> _Aim of the task_
Please reproduce every entry, keeping each one exact.

..........

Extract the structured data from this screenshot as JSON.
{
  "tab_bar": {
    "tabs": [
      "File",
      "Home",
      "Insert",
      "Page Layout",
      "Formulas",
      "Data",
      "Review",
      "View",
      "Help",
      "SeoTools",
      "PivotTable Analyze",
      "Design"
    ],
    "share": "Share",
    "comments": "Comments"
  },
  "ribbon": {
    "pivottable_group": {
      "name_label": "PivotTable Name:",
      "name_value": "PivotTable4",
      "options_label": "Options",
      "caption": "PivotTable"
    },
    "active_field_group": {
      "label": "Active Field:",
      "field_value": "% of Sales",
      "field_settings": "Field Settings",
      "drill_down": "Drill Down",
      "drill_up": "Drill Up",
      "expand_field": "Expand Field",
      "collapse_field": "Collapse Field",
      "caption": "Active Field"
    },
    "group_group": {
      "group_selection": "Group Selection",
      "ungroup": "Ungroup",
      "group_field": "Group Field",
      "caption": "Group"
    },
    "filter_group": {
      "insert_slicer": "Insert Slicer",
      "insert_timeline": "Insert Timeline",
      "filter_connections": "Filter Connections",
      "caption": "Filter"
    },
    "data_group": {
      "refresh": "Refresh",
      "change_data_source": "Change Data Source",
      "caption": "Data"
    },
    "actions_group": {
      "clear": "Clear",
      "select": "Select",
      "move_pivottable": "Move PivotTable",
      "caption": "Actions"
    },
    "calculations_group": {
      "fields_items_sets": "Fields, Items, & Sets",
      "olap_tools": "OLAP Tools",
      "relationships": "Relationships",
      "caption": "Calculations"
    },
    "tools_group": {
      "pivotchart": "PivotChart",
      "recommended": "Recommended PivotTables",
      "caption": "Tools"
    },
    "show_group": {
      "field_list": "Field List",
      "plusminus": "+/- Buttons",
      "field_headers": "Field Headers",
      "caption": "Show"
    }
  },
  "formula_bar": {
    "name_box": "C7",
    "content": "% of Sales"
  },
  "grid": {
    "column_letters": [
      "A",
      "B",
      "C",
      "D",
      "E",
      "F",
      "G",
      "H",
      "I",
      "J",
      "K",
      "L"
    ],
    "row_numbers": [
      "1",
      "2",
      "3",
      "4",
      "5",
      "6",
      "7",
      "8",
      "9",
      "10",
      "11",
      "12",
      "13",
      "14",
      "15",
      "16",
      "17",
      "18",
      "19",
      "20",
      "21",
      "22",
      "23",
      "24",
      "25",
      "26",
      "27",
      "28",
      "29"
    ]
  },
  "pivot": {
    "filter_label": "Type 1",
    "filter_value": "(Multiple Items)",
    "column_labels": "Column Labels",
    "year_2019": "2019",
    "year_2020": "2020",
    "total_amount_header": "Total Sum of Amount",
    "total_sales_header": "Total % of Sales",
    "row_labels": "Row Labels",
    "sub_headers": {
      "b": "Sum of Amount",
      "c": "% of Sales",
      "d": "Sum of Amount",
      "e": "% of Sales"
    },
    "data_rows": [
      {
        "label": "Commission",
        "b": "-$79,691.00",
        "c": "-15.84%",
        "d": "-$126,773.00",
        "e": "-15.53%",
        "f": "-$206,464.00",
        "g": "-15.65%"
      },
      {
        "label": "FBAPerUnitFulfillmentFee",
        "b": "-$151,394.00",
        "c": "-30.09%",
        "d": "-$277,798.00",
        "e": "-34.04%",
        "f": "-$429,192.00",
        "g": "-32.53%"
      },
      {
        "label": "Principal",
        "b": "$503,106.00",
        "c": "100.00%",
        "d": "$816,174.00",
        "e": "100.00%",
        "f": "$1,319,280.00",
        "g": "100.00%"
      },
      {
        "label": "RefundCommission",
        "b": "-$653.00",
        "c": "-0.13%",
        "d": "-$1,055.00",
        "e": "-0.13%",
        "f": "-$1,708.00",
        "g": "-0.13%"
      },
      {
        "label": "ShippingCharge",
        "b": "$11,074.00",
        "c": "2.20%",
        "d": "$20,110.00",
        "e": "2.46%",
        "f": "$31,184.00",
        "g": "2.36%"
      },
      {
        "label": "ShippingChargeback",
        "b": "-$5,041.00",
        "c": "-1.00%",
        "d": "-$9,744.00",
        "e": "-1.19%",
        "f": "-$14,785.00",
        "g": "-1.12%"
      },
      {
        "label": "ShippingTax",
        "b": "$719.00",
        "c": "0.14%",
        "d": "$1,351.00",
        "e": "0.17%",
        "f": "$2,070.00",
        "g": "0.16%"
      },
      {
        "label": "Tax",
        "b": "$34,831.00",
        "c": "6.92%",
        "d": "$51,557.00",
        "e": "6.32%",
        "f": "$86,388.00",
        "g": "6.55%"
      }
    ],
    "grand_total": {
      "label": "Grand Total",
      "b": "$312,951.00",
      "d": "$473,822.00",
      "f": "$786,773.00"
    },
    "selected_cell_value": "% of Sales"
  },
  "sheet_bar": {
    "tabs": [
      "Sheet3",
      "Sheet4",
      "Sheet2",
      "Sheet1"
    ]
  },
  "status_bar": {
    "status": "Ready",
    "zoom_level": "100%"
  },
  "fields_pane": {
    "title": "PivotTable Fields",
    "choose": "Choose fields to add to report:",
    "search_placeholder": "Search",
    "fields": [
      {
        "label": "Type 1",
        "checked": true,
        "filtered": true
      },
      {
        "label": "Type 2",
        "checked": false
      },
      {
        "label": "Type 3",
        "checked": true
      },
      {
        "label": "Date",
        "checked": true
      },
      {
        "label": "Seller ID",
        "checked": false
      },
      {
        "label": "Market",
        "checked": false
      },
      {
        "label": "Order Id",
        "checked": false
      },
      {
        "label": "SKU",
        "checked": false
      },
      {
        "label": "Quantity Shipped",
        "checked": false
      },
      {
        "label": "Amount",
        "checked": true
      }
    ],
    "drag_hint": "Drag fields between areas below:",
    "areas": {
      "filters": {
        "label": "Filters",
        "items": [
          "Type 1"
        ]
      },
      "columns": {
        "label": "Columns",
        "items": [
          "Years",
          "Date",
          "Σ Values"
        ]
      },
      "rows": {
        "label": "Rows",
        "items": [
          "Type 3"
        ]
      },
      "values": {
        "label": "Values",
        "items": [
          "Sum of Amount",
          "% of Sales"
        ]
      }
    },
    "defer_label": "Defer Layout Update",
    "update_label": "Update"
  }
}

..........

> _Solution for this exercise_
Extract the structured data from this screenshot as JSON.
{
  "tab_bar": {
    "tabs": [
      "File",
      "Home",
      "Insert",
      "Page Layout",
      "Formulas",
      "Data",
      "Review",
      "View",
      "Help",
      "SeoTools",
      "PivotTable Analyze",
      "Design"
    ],
    "share": "Share",
    "comments": "Comments"
  },
  "ribbon": {
    "pivottable_group": {
      "name_label": "PivotTable Name:",
      "name_value": "PivotTable4",
      "options_label": "Options",
      "caption": "PivotTable"
    },
    "active_field_group": {
      "label": "Active Field:",
      "field_value": "% of Sales",
      "field_settings": "Field Settings",
      "drill_down": "Drill Down",
      "drill_up": "Drill Up",
      "expand_field": "Expand Field",
      "collapse_field": "Collapse Field",
      "caption": "Active Field"
    },
    "group_group": {
      "group_selection": "Group Selection",
      "ungroup": "Ungroup",
      "group_field": "Group Field",
      "caption": "Group"
    },
    "filter_group": {
      "insert_slicer": "Insert Slicer",
      "insert_timeline": "Insert Timeline",
      "filter_connections": "Filter Connections",
      "caption": "Filter"
    },
    "data_group": {
      "refresh": "Refresh",
      "change_data_source": "Change Data Source",
      "caption": "Data"
    },
    "actions_group": {
      "clear": "Clear",
      "select": "Select",
      "move_pivottable": "Move PivotTable",
      "caption": "Actions"
    },
    "calculations_group": {
      "fields_items_sets": "Fields, Items, & Sets",
      "olap_tools": "OLAP Tools",
      "relationships": "Relationships",
      "caption": "Calculations"
    },
    "tools_group": {
      "pivotchart": "PivotChart",
      "recommended": "Recommended PivotTables",
      "caption": "Tools"
    },
    "show_group": {
      "field_list": "Field List",
      "plusminus": "+/- Buttons",
      "field_headers": "Field Headers",
      "caption": "Show"
    }
  },
  "formula_bar": {
    "name_box": "C7",
    "content": "% of Sales"
  },
  "grid": {
    "column_letters": [
      "A",
      "B",
      "C",
      "D",
      "E",
      "F",
      "G",
      "H",
      "I",
      "J",
      "K",
      "L"
    ],
    "row_numbers": [
      "1",
      "2",
      "3",
      "4",
      "5",
      "6",
      "7",
      "8",
      "9",
      "10",
      "11",
      "12",
      "13",
      "14",
      "15",
      "16",
      "17",
      "18",
      "19",
      "20",
      "21",
      "22",
      "23",
      "24",
      "25",
      "26",
      "27",
      "28",
      "29"
    ]
  },
  "pivot": {
    "filter_label": "Type 1",
    "filter_value": "(Multiple Items)",
    "column_labels": "Column Labels",
    "year_2019": "2019",
    "year_2020": "2020",
    "total_amount_header": "Total Sum of Amount",
    "total_sales_header": "Total % of Sales",
    "row_labels": "Row Labels",
    "sub_headers": {
      "b": "Sum of Amount",
      "c": "% of Sales",
      "d": "Sum of Amount",
      "e": "% of Sales"
    },
    "data_rows": [
      {
        "label": "Commission",
        "b": "-$79,691.00",
        "c": "-15.84%",
        "d": "-$126,773.00",
        "e": "-15.53%",
        "f": "-$206,464.00",
        "g": "-15.65%"
      },
      {
        "label": "FBAPerUnitFulfillmentFee",
        "b": "-$151,394.00",
        "c": "-30.09%",
        "d": "-$277,798.00",
        "e": "-34.04%",
        "f": "-$429,192.00",
        "g": "-32.53%"
      },
      {
        "label": "Principal",
        "b": "$503,106.00",
        "c": "100.00%",
        "d": "$816,174.00",
        "e": "100.00%",
        "f": "$1,319,280.00",
        "g": "100.00%"
      },
      {
        "label": "RefundCommission",
        "b": "-$653.00",
        "c": "-0.13%",
        "d": "-$1,055.00",
        "e": "-0.13%",
        "f": "-$1,708.00",
        "g": "-0.13%"
      },
      {
        "label": "ShippingCharge",
        "b": "$11,074.00",
        "c": "2.20%",
        "d": "$20,110.00",
        "e": "2.46%",
        "f": "$31,184.00",
        "g": "2.36%"
      },
      {
        "label": "ShippingChargeback",
        "b": "-$5,041.00",
        "c": "-1.00%",
        "d": "-$9,744.00",
        "e": "-1.19%",
        "f": "-$14,785.00",
        "g": "-1.12%"
      },
      {
        "label": "ShippingTax",
        "b": "$719.00",
        "c": "0.14%",
        "d": "$1,351.00",
        "e": "0.17%",
        "f": "$2,070.00",
        "g": "0.16%"
      },
      {
        "label": "Tax",
        "b": "$34,831.00",
        "c": "6.92%",
        "d": "$51,557.00",
        "e": "6.32%",
        "f": "$86,388.00",
        "g": "6.55%"
      }
    ],
    "grand_total": {
      "label": "Grand Total",
      "b": "$312,951.00",
      "d": "$473,822.00",
      "f": "$786,773.00"
    },
    "selected_cell_value": "% of Sales"
  },
  "sheet_bar": {
    "tabs": [
      "Sheet3",
      "Sheet4",
      "Sheet2",
      "Sheet1"
    ]
  },
  "status_bar": {
    "status": "Ready",
    "zoom_level": "100%"
  },
  "fields_pane": {
    "title": "PivotTable Fields",
    "choose": "Choose fields to add to report:",
    "search_placeholder": "Search",
    "fields": [
      {
        "label": "Type 1",
        "checked": true,
        "filtered": true
      },
      {
        "label": "Type 2",
        "checked": false
      },
      {
        "label": "Type 3",
        "checked": true
      },
      {
        "label": "Date",
        "checked": true
      },
      {
        "label": "Seller ID",
        "checked": false
      },
      {
        "label": "Market",
        "checked": false
      },
      {
        "label": "Order Id",
        "checked": false
      },
      {
        "label": "SKU",
        "checked": false
      },
      {
        "label": "Quantity Shipped",
        "checked": false
      },
      {
        "label": "Amount",
        "checked": true
      }
    ],
    "drag_hint": "Drag fields between areas below:",
    "areas": {
      "filters": {
        "label": "Filters",
        "items": [
          "Type 1"
        ]
      },
      "columns": {
        "label": "Columns",
        "items": [
          "Years",
          "Date",
          "Σ Values"
        ]
      },
      "rows": {
        "label": "Rows",
        "items": [
          "Type 3"
        ]
      },
      "values": {
        "label": "Values",
        "items": [
          "Sum of Amount",
          "% of Sales"
        ]
      }
    },
    "defer_label": "Defer Layout Update",
    "update_label": "Update"
  }
}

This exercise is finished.